* **Problem statement**: Each record below must come back exactly as written; its pictures must not.

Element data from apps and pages
..........
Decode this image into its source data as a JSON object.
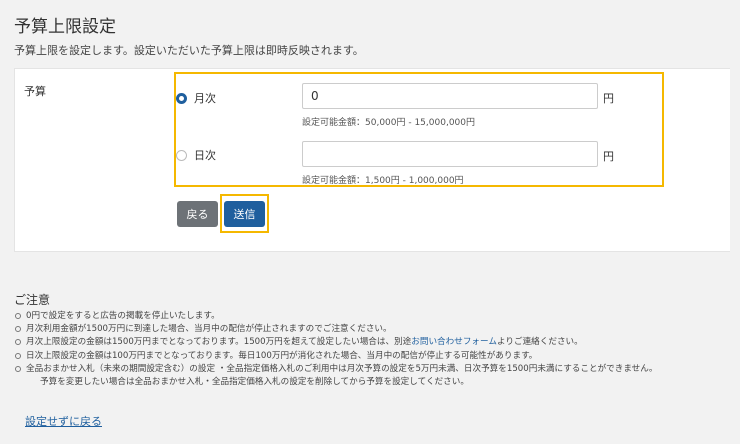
{
  "header": {
    "title": "予算上限設定",
    "description": "予算上限を設定します。設定いただいた予算上限は即時反映されます。"
  },
  "budget": {
    "label": "予算",
    "monthly": {
      "radio_label": "月次",
      "selected": true,
      "value": "0",
      "unit": "円",
      "range": "設定可能金額：50,000円 - 15,000,000円"
    },
    "daily": {
      "radio_label": "日次",
      "selected": false,
      "value": "",
      "unit": "円",
      "range": "設定可能金額：1,500円 - 1,000,000円"
    }
  },
  "buttons": {
    "back": "戻る",
    "submit": "送信"
  },
  "notes": {
    "title": "ご注意",
    "item1": "0円で設定をすると広告の掲載を停止いたします。",
    "item2": "月次利用金額が1500万円に到達した場合、当月中の配信が停止されますのでご注意ください。",
    "item3_before": "月次上限設定の金額は1500万円までとなっております。1500万円を超えて設定したい場合は、別途",
    "item3_link": "お問い合わせフォーム",
    "item3_after": "よりご連絡ください。",
    "item4": "日次上限設定の金額は100万円までとなっております。毎日100万円が消化された場合、当月中の配信が停止する可能性があります。",
    "item5_line1": "全品おまかせ入札（未来の期間設定含む）の設定 ・全品指定価格入札のご利用中は月次予算の設定を5万円未満、日次予算を1500円未満にすることができません。",
    "item5_line2": "予算を変更したい場合は全品おまかせ入札・全品指定価格入札の設定を削除してから予算を設定してください。"
  },
  "footer": {
    "back_link": "設定せずに戻る"
  },
  "colors": {
    "accent": "#1f5f9e",
    "highlight": "#f5b800",
    "back_button": "#6d7277"
  }
}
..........
* **Response to the exercise**:
Decode this image into its source data as a JSON object.
{
  "header": {
    "title": "予算上限設定",
    "description": "予算上限を設定します。設定いただいた予算上限は即時反映されます。"
  },
  "budget": {
    "label": "予算",
    "monthly": {
      "radio_label": "月次",
      "selected": true,
      "value": "0",
      "unit": "円",
      "range": "設定可能金額：50,000円 - 15,000,000円"
    },
    "daily": {
      "radio_label": "日次",
      "selected": false,
      "value": "",
      "unit": "円",
      "range": "設定可能金額：1,500円 - 1,000,000円"
    }
  },
  "buttons": {
    "back": "戻る",
    "submit": "送信"
  },
  "notes": {
    "title": "ご注意",
    "item1": "0円で設定をすると広告の掲載を停止いたします。",
    "item2": "月次利用金額が1500万円に到達した場合、当月中の配信が停止されますのでご注意ください。",
    "item3_before": "月次上限設定の金額は1500万円までとなっております。1500万円を超えて設定したい場合は、別途",
    "item3_link": "お問い合わせフォーム",
    "item3_after": "よりご連絡ください。",
    "item4": "日次上限設定の金額は100万円までとなっております。毎日100万円が消化された場合、当月中の配信が停止する可能性があります。",
    "item5_line1": "全品おまかせ入札（未来の期間設定含む）の設定 ・全品指定価格入札のご利用中は月次予算の設定を5万円未満、日次予算を1500円未満にすることができません。",
    "item5_line2": "予算を変更したい場合は全品おまかせ入札・全品指定価格入札の設定を削除してから予算を設定してください。"
  },
  "footer": {
    "back_link": "設定せずに戻る"
  },
  "colors": {
    "accent": "#1f5f9e",
    "highlight": "#f5b800",
    "back_button": "#6d7277"
  }
}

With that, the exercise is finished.